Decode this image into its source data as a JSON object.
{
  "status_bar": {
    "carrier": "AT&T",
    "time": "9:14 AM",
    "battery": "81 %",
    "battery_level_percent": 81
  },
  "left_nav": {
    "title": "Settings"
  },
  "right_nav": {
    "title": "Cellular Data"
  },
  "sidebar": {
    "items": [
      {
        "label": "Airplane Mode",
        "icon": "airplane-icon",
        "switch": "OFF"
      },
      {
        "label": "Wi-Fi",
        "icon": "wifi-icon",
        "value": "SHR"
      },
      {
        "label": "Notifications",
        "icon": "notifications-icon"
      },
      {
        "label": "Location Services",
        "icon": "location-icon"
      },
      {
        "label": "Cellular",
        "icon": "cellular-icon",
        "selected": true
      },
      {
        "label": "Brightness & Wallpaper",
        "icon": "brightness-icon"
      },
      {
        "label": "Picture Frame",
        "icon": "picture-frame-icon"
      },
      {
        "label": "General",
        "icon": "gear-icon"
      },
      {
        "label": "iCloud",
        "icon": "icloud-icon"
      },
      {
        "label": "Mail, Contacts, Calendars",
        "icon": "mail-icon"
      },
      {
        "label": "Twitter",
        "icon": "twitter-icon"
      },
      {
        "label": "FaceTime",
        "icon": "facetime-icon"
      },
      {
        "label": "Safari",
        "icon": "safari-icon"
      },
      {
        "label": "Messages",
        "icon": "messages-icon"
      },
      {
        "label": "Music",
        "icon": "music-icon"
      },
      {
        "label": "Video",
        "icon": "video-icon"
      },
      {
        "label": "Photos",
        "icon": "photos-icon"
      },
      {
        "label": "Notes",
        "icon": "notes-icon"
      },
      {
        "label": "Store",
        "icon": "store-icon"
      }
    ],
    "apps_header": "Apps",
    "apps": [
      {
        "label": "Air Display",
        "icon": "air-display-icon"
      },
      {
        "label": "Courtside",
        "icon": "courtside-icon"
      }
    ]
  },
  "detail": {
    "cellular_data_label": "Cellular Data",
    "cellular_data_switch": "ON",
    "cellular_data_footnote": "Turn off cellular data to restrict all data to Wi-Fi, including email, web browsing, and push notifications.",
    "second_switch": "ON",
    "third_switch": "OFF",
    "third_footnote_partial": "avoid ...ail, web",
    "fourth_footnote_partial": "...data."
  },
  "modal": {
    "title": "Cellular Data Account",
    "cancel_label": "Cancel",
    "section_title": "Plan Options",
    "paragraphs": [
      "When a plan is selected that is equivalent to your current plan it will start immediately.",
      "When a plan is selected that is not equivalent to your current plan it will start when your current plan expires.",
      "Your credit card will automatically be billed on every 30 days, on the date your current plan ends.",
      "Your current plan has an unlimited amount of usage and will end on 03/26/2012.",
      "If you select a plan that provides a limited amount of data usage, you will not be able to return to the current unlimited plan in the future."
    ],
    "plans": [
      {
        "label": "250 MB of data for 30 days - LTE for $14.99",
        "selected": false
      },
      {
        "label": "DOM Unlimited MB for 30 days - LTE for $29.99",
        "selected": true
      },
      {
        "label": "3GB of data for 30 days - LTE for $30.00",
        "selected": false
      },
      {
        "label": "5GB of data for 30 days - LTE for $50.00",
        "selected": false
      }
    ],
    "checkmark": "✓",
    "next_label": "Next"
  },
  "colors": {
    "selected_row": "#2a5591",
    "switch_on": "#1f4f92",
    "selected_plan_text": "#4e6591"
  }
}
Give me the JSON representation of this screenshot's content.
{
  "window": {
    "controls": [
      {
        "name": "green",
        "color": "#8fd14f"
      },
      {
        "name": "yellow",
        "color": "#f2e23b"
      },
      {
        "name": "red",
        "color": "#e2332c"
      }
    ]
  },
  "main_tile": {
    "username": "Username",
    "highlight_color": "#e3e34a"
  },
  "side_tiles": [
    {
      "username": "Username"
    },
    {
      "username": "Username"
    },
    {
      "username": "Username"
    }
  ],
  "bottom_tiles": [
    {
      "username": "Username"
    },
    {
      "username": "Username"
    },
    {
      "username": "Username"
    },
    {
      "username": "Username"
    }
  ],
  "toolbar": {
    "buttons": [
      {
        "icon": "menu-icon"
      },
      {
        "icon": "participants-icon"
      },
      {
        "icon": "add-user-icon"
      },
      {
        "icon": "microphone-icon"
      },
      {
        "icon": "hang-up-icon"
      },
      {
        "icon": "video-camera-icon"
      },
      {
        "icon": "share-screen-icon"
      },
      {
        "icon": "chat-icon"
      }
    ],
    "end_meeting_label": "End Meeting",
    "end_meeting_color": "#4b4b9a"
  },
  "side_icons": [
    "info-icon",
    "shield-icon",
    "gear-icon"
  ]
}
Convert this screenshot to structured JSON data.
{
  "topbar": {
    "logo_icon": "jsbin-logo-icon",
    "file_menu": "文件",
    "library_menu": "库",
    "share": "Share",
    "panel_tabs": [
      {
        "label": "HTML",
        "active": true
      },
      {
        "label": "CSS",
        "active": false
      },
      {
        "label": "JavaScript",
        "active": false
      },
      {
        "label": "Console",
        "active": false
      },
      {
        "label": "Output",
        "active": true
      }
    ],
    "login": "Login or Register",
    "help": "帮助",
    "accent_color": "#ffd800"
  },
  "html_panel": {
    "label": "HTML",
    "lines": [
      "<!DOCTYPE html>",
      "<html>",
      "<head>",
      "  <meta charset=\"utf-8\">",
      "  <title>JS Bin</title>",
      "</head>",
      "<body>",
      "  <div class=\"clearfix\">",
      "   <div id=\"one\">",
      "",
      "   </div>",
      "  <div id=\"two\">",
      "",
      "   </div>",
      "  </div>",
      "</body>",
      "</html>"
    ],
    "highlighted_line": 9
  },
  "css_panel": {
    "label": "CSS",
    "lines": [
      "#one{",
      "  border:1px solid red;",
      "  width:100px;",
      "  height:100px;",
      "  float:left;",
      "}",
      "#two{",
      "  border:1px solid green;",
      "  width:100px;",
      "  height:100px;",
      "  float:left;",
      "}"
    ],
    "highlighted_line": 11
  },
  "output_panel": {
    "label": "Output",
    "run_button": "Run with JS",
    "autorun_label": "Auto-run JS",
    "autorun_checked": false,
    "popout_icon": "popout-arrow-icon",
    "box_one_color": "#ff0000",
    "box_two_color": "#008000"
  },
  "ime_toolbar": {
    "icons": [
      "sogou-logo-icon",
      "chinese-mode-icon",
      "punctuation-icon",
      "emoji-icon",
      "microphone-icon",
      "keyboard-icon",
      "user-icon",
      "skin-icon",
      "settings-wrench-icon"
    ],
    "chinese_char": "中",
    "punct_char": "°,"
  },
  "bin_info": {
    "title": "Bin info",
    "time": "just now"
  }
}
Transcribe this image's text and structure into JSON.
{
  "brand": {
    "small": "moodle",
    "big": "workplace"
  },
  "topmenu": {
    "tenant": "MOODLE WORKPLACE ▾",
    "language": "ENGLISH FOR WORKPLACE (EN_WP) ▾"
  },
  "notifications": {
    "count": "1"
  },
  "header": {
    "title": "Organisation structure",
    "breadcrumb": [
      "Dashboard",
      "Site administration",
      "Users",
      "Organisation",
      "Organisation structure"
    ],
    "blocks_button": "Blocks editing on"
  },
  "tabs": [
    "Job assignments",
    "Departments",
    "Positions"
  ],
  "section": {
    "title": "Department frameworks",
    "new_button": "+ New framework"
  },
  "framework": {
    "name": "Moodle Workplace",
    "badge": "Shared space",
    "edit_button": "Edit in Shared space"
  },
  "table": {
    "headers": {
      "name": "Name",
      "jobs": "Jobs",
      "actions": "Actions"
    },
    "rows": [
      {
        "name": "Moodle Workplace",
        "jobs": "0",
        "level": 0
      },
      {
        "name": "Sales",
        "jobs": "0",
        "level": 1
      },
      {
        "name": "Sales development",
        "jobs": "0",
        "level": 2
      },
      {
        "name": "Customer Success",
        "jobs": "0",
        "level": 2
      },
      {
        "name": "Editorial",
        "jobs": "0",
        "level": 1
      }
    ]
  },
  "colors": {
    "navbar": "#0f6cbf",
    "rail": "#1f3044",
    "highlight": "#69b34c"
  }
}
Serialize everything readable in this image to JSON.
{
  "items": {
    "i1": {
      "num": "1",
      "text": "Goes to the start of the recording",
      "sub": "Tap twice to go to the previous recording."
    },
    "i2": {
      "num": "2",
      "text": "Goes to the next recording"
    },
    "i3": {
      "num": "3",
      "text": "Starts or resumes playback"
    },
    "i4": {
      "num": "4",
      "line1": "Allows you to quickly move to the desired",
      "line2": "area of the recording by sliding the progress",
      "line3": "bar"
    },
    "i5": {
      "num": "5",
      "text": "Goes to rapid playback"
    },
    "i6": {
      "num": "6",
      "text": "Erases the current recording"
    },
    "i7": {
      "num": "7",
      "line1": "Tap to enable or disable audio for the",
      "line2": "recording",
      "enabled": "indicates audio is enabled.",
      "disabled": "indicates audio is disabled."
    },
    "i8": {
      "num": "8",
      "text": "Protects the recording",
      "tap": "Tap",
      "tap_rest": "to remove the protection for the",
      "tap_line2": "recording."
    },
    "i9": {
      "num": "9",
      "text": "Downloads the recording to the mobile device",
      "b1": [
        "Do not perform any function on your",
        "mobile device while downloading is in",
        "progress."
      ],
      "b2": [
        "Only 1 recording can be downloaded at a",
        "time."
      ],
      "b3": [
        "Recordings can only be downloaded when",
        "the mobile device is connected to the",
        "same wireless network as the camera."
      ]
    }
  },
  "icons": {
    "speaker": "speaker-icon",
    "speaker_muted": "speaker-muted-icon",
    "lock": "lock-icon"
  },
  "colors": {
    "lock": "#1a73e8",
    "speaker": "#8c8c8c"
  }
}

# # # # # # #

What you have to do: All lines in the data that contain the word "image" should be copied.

Task solution:
Decode this image into its source data as a JSON object.
Transcribe this image's text and structure into JSON.
Serialize everything readable in this image to JSON.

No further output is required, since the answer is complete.